**Aim of the task**
Pick out the lines below that contain the string "title" and copy them all.

(Stored data entries)
════

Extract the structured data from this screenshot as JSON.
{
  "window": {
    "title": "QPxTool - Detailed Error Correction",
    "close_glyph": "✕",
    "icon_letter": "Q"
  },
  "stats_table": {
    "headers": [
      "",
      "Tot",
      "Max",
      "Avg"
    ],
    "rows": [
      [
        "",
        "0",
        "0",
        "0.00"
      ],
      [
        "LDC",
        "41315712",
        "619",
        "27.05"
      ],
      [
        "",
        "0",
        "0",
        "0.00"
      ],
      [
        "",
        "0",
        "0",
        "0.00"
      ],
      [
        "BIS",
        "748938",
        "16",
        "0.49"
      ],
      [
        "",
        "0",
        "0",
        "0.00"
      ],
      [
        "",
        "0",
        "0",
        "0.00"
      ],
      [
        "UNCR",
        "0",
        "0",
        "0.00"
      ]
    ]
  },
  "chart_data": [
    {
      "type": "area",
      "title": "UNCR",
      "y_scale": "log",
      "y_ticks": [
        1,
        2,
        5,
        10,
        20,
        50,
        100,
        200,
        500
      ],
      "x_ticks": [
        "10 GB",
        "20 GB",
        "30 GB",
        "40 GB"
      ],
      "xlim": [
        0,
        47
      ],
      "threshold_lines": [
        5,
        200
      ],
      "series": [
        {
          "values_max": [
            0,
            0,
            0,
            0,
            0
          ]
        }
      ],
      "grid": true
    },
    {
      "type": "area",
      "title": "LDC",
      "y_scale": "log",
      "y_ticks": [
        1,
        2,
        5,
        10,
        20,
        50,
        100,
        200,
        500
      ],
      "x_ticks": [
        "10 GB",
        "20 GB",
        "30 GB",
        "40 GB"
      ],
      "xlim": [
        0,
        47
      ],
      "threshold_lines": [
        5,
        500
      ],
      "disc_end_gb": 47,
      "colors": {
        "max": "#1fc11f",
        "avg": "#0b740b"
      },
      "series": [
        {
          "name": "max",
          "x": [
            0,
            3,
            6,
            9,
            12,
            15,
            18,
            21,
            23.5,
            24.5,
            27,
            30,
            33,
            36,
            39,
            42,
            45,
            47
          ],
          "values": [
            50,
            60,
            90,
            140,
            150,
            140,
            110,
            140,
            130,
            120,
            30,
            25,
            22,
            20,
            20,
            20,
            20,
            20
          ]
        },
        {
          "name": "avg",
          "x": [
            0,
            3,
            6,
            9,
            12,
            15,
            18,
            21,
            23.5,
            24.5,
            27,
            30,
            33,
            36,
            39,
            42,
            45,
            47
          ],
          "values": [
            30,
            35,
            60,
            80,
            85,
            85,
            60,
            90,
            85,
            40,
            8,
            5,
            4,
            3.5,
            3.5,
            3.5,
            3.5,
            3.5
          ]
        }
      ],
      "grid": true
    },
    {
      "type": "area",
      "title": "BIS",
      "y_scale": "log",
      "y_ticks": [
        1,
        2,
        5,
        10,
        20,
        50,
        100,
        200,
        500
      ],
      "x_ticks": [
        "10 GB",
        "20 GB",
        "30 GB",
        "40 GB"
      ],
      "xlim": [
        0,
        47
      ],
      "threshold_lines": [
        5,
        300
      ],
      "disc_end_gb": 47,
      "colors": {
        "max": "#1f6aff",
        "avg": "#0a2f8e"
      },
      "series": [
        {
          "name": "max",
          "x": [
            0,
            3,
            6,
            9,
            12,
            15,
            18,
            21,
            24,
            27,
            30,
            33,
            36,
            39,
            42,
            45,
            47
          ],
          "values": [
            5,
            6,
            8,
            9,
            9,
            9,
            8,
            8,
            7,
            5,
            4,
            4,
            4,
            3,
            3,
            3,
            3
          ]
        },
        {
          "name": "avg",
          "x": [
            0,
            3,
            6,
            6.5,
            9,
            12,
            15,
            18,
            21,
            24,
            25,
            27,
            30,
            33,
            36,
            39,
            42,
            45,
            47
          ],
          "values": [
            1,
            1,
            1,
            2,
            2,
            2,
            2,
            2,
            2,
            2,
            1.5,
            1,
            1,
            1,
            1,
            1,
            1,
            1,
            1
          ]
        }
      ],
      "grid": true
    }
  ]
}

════

**Completed task**
    "title": "QPxTool - Detailed Error Correction",
      "title": "UNCR",
      "title": "LDC",
      "title": "BIS",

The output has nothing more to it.